In his Budget Debate speech on 1 March 2022, NTUC Operations Department Director Fahmi Aliman urged the Government to expand the Progressive Wage Model (PWM) to the strata and facilities management and pest management sectors.
“NTUC has conducted several engagements with stakeholders in the respective sectors, and response has been very encouraging thus far,” he said.
Mr Fahmi also suggested that the Government ensures the sustainability of PWM wage increases by incentivising service buyers from the private sector to adopt outcome-based contracting.
Consumers and service buyers can do their part in taking care of the welfare of outsourced workers, he added.
“Consumers and service buyers should also become more socially responsible and reject service providers that provide services at low cost, but at the expense of the welfare of such essential service workers.
“Instead, service buyers should adopt an outcome-based contracting model, where contracts are awarded to companies with progressive employment practices that give due recognition to workers, rather than basing these decisions on price alone,” he said.
Mr Fahmi also suggested that the Government provides funding for trade associations to engage consultants to develop an outcome-based contracts guide.
“Depending on the industry, the consultants would develop bespoke guides for employers in varying industries. By incentivising private sector employers to implement outcome-based contracts, due recognition can be accorded to our workers, ensure they can progress and perform higher-value roles, and our PWM wage increases will be more sustainable in the long run," he said.
The Progressive Wage Credit Scheme (PWCS) was also a point Mr Fahmi raised in his speech.
He asked the Government how new sectors incorporated into the PWM between 2025 and 2026 will be supported, and if the Government will make special provisions for these industries.
“The introduction of the PWCS is a step in the right direction and will go a long way in uplifting and supporting lower-wage workers. Having said that, at NTUC, we are cognisant that efforts to help lower-wage workers is a long-term strategy.

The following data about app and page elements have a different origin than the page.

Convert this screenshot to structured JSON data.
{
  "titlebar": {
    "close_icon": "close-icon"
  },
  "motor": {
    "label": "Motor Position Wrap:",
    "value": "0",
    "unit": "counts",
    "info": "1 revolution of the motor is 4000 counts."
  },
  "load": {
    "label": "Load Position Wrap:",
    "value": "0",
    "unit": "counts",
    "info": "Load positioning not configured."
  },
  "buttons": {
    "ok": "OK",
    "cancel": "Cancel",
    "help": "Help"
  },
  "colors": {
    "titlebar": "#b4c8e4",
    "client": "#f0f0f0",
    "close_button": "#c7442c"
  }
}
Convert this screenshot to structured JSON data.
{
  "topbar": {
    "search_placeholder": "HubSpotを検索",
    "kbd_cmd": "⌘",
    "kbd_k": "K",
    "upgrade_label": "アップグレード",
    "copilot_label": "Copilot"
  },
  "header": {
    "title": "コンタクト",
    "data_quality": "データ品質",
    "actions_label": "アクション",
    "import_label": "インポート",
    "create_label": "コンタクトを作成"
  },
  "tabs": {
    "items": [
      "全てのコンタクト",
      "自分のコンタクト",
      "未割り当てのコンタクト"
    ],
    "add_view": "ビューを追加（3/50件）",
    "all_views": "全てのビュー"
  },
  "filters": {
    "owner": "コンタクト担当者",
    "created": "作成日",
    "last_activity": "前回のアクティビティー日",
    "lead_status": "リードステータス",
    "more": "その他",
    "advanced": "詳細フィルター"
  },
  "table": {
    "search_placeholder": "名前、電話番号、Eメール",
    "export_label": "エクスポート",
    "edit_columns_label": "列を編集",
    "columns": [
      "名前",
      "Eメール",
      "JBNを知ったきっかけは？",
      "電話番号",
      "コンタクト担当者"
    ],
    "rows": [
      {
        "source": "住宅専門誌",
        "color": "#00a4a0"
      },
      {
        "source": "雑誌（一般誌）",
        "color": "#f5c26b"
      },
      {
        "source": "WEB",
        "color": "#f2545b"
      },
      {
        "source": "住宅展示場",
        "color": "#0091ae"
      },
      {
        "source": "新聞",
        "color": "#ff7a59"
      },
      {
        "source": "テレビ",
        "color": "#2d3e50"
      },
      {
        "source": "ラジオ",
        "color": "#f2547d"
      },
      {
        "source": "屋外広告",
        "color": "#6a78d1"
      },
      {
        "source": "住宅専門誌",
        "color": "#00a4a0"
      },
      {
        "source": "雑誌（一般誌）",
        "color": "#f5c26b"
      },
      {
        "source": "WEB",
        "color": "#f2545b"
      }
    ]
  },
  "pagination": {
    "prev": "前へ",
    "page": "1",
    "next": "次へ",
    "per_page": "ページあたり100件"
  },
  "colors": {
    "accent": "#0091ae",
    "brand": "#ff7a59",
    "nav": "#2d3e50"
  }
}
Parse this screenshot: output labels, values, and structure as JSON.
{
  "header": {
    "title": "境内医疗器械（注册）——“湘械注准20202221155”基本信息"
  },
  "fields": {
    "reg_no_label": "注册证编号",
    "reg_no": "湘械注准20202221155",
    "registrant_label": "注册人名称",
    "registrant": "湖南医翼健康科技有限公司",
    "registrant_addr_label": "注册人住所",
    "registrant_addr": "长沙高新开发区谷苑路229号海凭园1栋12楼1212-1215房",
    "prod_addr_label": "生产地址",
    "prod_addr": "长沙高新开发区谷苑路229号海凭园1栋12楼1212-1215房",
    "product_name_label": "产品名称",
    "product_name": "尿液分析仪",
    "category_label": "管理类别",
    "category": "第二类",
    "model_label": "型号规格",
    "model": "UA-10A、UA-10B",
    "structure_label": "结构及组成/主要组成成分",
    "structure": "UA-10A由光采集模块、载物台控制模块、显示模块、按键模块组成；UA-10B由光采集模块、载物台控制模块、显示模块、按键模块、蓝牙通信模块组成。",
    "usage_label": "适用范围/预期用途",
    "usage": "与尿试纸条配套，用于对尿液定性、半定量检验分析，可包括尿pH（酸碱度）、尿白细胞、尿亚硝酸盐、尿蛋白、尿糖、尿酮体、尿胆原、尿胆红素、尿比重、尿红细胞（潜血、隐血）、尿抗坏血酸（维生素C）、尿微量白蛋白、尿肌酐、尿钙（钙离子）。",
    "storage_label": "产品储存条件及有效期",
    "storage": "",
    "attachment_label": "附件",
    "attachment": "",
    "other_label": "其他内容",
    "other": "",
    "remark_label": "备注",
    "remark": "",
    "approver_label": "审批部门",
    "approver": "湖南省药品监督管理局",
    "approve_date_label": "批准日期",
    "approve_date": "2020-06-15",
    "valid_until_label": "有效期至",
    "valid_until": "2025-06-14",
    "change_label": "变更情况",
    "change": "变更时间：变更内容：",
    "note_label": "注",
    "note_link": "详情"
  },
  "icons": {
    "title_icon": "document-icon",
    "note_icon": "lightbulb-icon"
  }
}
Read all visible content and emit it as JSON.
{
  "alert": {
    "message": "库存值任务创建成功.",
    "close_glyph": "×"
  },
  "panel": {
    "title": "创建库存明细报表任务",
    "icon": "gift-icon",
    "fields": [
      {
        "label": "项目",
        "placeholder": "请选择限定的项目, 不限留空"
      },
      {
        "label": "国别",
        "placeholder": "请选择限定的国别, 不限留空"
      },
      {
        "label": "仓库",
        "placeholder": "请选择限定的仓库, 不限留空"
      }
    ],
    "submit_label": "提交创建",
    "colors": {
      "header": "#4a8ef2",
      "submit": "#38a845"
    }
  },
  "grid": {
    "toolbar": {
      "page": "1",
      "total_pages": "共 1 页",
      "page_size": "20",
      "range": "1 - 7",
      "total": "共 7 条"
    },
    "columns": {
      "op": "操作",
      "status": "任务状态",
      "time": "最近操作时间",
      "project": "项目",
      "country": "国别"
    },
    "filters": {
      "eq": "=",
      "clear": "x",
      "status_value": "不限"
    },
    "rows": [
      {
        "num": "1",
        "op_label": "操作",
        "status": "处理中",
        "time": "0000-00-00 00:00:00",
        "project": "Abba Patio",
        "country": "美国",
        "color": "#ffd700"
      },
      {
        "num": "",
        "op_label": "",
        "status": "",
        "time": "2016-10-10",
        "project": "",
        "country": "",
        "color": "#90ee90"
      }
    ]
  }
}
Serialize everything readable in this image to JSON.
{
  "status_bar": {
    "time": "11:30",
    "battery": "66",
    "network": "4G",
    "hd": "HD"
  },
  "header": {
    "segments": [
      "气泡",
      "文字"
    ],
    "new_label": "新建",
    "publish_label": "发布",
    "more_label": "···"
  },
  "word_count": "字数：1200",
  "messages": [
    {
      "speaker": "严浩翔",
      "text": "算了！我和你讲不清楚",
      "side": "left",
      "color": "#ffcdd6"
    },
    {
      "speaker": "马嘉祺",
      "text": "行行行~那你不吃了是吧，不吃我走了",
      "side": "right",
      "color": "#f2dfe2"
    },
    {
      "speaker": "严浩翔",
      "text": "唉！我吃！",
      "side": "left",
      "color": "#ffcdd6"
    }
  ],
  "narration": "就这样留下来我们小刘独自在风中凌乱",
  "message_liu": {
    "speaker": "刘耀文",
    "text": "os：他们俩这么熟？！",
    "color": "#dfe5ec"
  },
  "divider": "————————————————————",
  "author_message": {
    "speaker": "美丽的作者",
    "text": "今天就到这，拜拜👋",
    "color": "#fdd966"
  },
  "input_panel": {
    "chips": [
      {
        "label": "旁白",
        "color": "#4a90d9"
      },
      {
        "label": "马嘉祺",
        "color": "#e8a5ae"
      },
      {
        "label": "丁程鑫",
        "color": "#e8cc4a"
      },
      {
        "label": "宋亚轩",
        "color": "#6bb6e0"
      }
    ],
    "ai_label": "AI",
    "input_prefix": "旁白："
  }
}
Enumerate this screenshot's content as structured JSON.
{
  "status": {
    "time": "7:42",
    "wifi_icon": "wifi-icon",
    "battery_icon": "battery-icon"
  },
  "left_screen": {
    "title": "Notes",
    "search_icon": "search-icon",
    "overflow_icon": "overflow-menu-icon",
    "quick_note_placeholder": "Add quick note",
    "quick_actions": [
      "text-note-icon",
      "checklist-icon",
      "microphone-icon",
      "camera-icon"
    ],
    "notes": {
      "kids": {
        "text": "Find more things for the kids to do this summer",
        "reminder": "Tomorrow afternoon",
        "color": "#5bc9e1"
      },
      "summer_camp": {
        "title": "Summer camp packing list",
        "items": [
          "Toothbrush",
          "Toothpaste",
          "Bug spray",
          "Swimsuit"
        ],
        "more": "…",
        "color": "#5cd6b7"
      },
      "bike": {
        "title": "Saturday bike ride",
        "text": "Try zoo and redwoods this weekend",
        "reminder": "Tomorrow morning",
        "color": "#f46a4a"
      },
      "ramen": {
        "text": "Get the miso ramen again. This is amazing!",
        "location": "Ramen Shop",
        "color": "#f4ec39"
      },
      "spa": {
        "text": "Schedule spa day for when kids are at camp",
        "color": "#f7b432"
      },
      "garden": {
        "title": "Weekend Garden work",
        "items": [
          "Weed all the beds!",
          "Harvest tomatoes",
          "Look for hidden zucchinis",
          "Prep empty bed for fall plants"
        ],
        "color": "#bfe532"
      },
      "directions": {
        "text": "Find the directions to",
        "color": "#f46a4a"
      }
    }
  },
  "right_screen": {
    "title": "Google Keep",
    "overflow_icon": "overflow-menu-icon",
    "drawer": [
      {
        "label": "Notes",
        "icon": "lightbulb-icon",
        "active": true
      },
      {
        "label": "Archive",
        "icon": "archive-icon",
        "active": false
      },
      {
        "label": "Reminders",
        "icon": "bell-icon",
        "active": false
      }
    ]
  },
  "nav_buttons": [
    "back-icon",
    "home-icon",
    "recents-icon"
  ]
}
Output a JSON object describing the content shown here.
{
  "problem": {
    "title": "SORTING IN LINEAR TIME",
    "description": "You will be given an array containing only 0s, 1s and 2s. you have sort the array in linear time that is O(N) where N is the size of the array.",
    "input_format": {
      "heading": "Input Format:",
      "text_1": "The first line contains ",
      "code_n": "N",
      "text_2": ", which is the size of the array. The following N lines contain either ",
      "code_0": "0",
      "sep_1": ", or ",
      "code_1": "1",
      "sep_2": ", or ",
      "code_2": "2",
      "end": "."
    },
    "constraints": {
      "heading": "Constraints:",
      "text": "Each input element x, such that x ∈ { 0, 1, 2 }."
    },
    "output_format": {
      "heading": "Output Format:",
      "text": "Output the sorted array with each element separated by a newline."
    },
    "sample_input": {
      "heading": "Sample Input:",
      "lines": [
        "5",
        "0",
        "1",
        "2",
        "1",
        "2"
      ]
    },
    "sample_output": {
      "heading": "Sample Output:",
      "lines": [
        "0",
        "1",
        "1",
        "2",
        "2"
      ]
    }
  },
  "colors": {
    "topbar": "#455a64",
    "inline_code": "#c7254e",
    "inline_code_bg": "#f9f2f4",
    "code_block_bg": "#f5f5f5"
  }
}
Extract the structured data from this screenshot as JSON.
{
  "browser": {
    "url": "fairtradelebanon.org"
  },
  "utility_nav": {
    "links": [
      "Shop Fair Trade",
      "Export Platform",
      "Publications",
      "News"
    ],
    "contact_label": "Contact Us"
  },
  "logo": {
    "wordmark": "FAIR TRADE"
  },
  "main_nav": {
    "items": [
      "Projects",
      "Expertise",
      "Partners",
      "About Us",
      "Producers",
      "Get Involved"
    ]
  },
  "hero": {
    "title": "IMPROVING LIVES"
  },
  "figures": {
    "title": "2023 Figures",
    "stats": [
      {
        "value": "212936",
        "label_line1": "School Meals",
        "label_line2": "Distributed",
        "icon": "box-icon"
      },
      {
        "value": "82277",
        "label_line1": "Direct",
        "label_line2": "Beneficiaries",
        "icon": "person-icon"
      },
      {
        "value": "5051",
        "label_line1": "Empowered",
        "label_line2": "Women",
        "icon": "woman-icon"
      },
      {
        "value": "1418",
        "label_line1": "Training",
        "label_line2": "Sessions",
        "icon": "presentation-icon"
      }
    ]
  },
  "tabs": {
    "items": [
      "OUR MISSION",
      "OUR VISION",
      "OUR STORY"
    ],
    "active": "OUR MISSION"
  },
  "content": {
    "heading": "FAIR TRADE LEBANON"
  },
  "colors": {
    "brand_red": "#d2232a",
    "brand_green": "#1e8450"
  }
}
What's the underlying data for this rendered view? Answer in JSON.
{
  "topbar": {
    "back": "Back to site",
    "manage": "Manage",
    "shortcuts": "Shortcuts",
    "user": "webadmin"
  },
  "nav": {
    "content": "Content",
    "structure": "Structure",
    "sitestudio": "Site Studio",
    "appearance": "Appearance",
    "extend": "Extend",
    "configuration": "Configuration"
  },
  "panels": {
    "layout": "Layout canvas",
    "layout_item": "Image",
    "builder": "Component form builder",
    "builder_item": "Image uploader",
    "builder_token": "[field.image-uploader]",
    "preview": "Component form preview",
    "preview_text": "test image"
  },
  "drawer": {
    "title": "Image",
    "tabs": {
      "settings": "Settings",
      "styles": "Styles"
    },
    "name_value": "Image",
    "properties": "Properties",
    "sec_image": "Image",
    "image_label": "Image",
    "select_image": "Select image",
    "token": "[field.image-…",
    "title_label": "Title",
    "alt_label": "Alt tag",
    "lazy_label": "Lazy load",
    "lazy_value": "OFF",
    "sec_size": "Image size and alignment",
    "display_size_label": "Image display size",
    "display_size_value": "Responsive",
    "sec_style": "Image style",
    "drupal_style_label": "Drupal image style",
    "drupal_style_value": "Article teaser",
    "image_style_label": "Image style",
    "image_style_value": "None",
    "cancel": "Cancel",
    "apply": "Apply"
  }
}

“As more sectors and occupations are incorporated into the PWM, there will be a greater need to re-think the duration of transitory support new sectors will receive under the PWCS beyond 2026.”
Mr Fahmi also reiterated the Labour Movement’s call for the Government to consider mandating electronic payment of salary for migrant workers to protect them from exploitation.
“Electronic payment has greatly assisted workers in recovering their salaries during salary disputes. Mandating electronic payment of salaries would thus reduce room for abuse and protect workers from exploitation. Besides, I follow a long line of Labour MPs who have called for the electronic payment of salaries,” he said.
To ensure migrant workers are insured within and beyond the workplace, Mr Fahmi also called on the Government to mandate or incentivise companies to sponsor the NTUC Migrant Workers’ Centre’s Associate Membership fee for their migrant workers.
“NTUC has perennially been advocating for enhanced medical coverage for the welfare and safety of our migrant workers ... At NTUC, we strongly believe that our migrant workers deserve to be insured against risks within and beyond the workplace,” he said.